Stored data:
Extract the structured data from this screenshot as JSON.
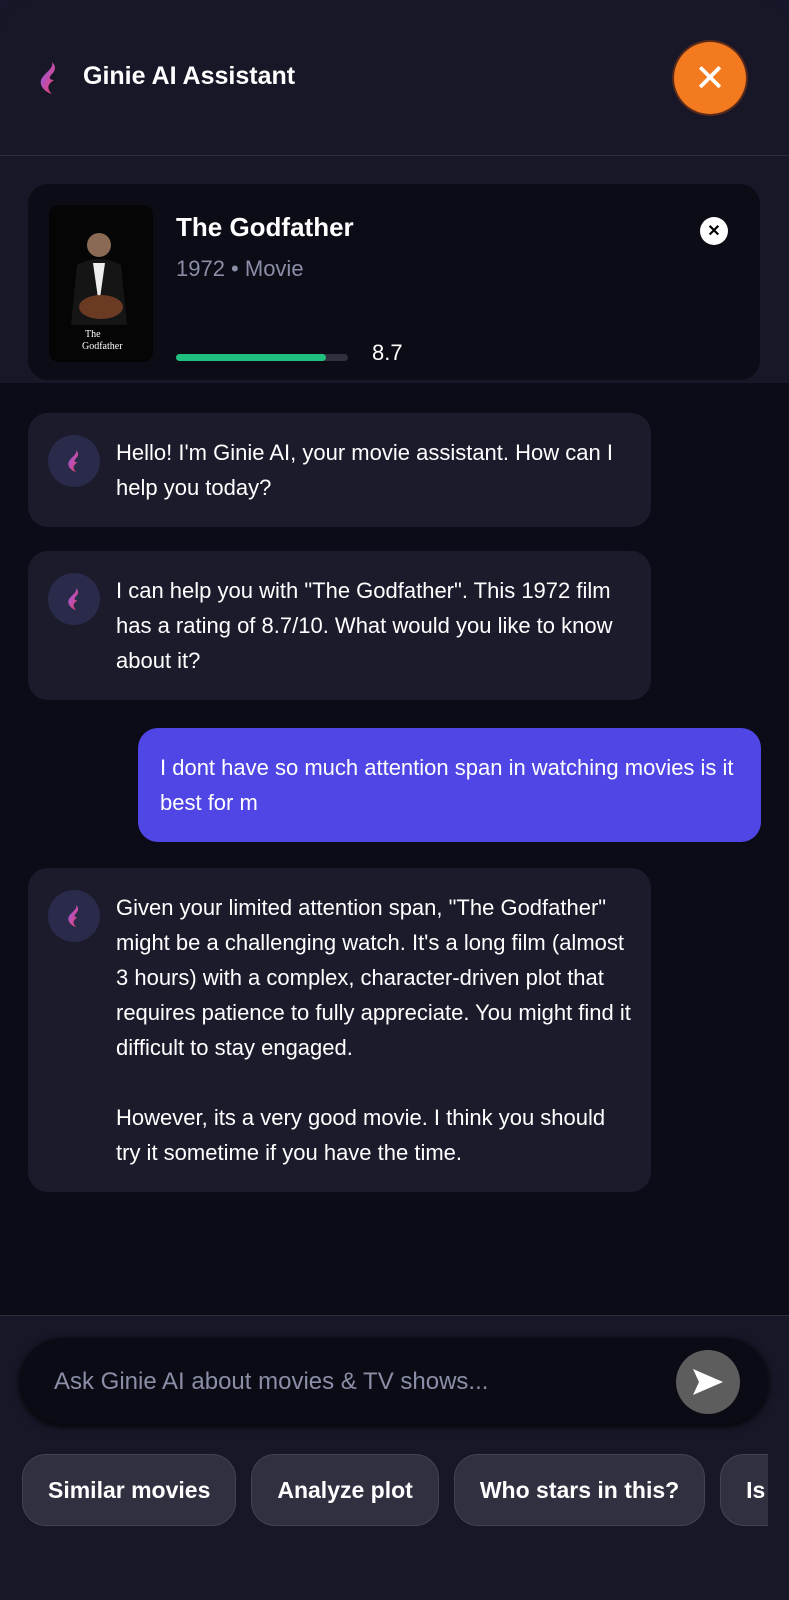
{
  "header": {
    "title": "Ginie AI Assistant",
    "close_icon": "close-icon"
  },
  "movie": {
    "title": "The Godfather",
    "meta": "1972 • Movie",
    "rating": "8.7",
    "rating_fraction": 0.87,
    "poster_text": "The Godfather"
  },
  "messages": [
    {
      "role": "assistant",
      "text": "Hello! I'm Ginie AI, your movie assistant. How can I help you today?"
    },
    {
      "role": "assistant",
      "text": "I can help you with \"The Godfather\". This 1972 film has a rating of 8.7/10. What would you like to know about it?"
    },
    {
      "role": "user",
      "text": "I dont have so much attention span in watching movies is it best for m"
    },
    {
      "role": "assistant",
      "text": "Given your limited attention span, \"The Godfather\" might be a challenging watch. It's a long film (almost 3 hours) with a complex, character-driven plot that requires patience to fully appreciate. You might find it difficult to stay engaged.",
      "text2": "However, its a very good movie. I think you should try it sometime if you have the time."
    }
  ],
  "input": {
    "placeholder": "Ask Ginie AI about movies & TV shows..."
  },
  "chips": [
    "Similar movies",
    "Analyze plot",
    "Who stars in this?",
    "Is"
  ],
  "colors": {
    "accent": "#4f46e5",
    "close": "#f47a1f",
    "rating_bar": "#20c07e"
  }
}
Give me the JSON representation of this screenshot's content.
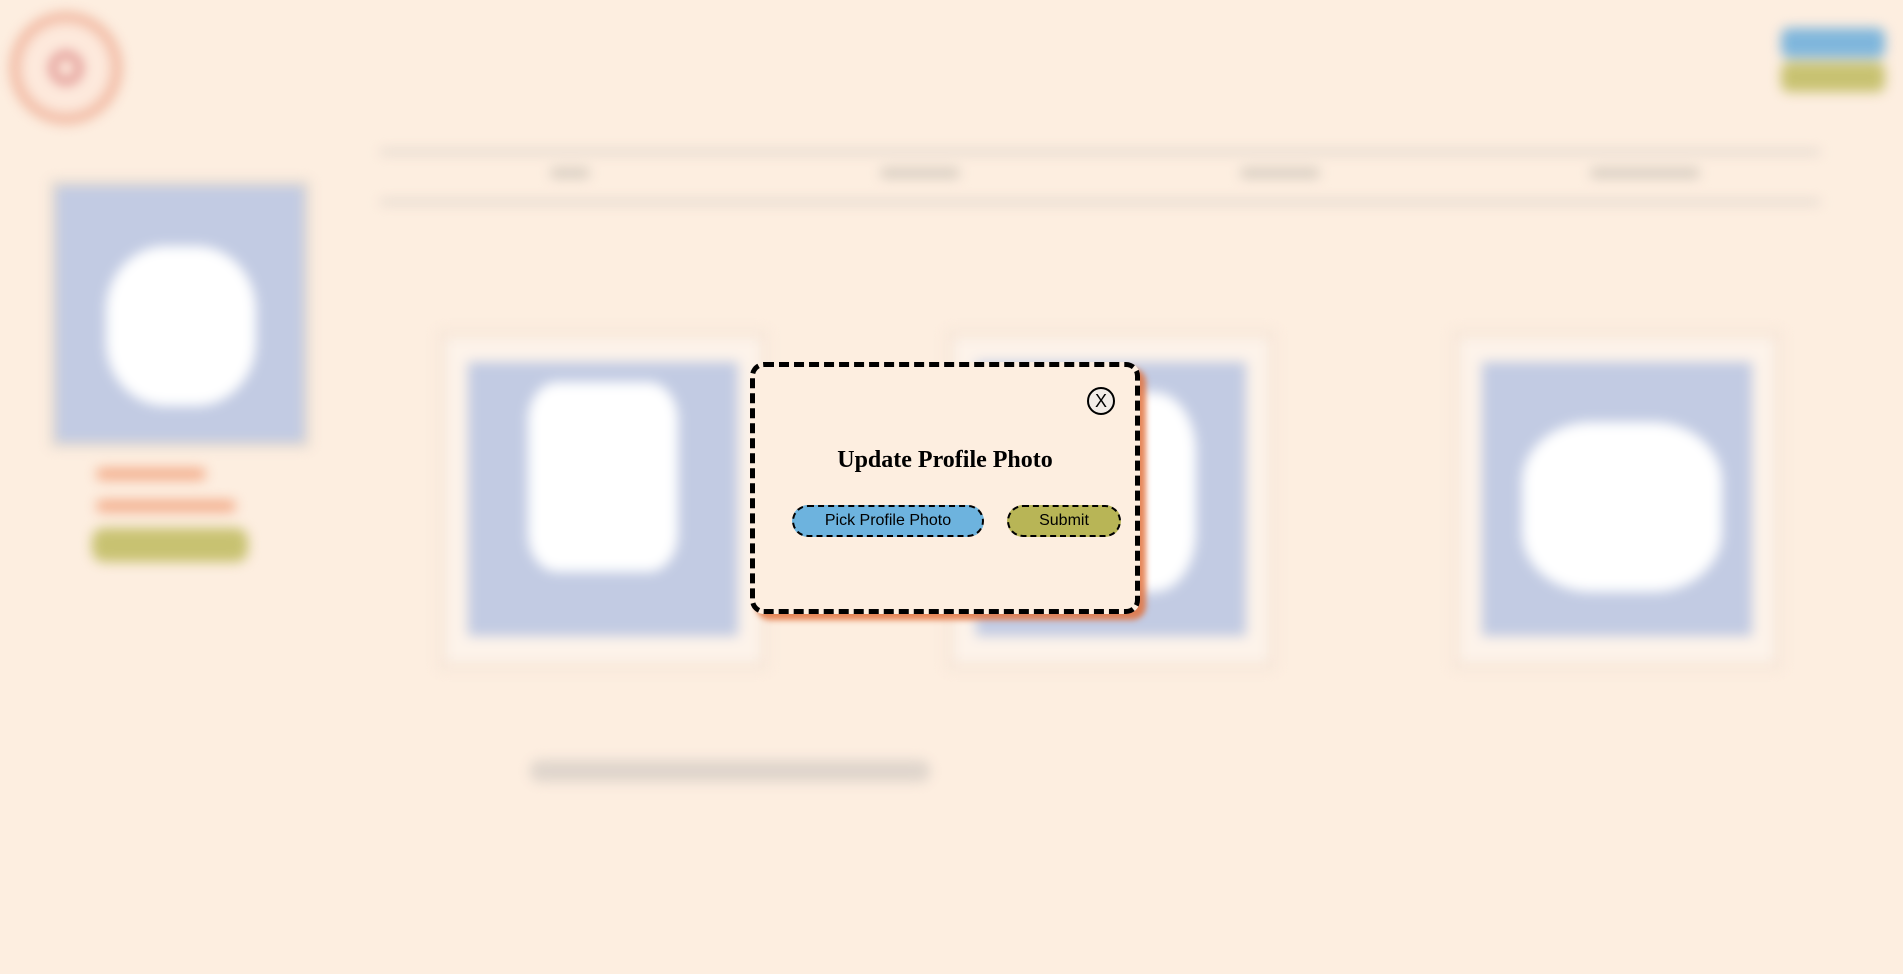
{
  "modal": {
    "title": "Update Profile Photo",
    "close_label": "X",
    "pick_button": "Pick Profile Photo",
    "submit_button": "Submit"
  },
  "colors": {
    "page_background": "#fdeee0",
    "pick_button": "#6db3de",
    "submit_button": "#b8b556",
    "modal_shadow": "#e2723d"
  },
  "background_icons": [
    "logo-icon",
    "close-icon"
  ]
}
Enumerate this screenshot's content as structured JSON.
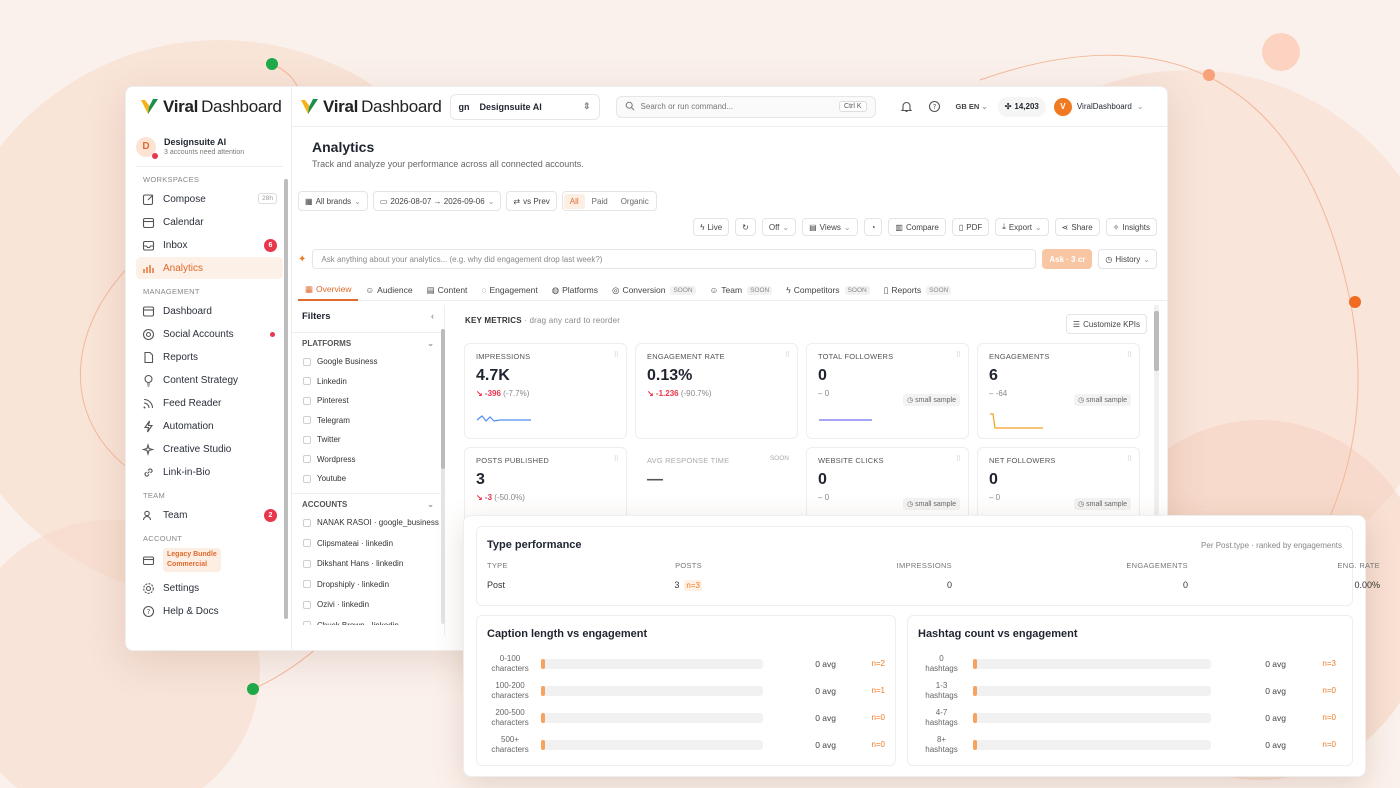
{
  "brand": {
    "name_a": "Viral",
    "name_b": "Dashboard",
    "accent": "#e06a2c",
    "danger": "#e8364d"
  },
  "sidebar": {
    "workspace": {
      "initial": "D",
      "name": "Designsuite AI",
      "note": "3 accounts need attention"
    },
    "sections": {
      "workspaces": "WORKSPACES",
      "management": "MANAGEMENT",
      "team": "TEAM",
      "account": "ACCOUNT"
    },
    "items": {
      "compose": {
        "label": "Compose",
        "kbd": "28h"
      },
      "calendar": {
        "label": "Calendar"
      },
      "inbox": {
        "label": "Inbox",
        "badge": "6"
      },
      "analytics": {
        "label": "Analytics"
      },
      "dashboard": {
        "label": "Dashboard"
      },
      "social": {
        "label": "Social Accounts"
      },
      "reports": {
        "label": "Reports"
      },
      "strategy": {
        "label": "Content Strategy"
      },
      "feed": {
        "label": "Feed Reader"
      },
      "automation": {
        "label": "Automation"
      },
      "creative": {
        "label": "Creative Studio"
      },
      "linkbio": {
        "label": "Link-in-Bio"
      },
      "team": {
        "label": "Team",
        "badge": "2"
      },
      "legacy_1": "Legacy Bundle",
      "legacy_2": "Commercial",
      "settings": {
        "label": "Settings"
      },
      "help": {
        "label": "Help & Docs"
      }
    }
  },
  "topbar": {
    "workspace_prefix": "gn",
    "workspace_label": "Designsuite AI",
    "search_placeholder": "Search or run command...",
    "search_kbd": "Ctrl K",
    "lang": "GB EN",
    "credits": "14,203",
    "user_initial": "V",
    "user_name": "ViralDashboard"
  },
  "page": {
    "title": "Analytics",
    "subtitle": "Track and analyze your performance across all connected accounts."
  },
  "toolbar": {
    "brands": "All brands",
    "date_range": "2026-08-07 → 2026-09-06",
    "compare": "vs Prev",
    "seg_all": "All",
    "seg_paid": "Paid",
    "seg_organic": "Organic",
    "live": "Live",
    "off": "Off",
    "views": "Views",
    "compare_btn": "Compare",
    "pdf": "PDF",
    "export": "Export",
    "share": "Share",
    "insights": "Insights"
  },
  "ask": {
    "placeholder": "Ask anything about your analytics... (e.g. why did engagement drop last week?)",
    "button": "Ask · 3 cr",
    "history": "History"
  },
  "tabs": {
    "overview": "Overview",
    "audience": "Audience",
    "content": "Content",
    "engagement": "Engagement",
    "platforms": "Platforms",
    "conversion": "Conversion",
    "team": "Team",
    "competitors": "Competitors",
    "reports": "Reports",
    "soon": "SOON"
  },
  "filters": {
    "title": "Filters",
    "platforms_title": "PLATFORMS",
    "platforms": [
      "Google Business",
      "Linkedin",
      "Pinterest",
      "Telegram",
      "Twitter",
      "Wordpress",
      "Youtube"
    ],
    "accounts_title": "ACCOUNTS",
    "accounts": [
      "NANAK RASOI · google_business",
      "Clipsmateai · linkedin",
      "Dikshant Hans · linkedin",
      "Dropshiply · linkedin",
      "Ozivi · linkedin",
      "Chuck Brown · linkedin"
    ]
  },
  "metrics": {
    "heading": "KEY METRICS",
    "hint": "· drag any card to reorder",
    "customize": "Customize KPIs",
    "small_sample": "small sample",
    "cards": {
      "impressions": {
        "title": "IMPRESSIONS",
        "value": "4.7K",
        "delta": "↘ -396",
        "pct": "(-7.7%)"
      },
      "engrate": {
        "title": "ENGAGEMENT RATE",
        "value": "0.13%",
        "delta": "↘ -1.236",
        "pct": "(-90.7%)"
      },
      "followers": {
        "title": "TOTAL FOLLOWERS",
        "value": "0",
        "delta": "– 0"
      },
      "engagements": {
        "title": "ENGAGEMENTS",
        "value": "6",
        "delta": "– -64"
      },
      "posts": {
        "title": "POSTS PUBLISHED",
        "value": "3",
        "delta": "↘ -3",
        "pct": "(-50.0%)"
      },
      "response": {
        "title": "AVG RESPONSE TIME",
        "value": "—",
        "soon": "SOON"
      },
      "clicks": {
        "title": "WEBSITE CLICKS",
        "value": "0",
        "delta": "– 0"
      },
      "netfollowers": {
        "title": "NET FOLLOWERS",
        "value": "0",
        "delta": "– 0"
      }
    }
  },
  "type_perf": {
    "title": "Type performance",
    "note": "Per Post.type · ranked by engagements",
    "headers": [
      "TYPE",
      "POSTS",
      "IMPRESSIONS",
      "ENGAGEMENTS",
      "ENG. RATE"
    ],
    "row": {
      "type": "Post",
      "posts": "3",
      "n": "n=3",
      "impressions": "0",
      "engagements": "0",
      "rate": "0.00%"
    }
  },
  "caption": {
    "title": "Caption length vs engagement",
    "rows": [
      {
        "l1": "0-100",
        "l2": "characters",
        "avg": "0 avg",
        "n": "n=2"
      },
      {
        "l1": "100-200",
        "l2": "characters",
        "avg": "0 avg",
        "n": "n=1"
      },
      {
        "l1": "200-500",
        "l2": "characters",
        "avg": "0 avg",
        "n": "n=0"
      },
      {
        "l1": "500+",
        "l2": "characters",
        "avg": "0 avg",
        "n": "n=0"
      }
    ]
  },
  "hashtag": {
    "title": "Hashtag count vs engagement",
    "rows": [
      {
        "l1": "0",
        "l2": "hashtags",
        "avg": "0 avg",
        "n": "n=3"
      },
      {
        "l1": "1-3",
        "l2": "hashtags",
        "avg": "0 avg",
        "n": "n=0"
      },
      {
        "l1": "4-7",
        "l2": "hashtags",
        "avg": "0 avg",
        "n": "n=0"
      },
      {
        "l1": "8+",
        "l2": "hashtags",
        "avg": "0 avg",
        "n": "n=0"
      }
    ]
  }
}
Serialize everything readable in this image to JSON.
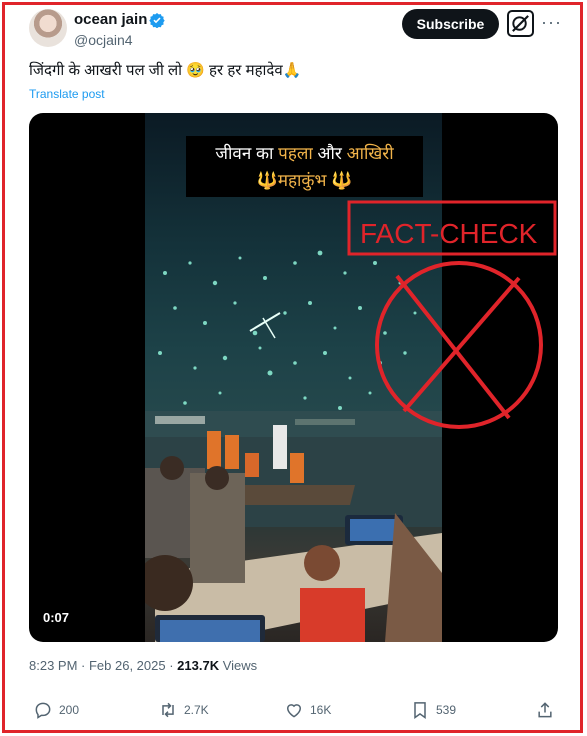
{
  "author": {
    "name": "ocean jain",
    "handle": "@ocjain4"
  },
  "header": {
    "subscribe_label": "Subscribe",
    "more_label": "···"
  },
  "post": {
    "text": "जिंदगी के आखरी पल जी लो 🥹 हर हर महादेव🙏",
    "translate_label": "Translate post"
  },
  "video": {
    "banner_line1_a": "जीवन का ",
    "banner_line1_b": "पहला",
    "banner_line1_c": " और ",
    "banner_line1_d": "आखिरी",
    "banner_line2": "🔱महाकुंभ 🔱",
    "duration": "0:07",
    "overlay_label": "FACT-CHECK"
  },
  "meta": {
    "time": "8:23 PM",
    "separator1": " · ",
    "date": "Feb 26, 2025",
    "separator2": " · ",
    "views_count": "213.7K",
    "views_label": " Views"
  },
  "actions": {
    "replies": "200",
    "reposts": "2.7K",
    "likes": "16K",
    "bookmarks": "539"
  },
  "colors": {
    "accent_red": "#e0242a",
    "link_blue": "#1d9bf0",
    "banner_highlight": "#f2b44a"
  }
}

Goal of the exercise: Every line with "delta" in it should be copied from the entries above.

Task output:
        "delta": "↘ -396",
        "delta": "↘ -1.236",
        "delta": "– 0"
        "delta": "– -64"
        "delta": "↘ -3",
        "delta": "– 0"
        "delta": "– 0"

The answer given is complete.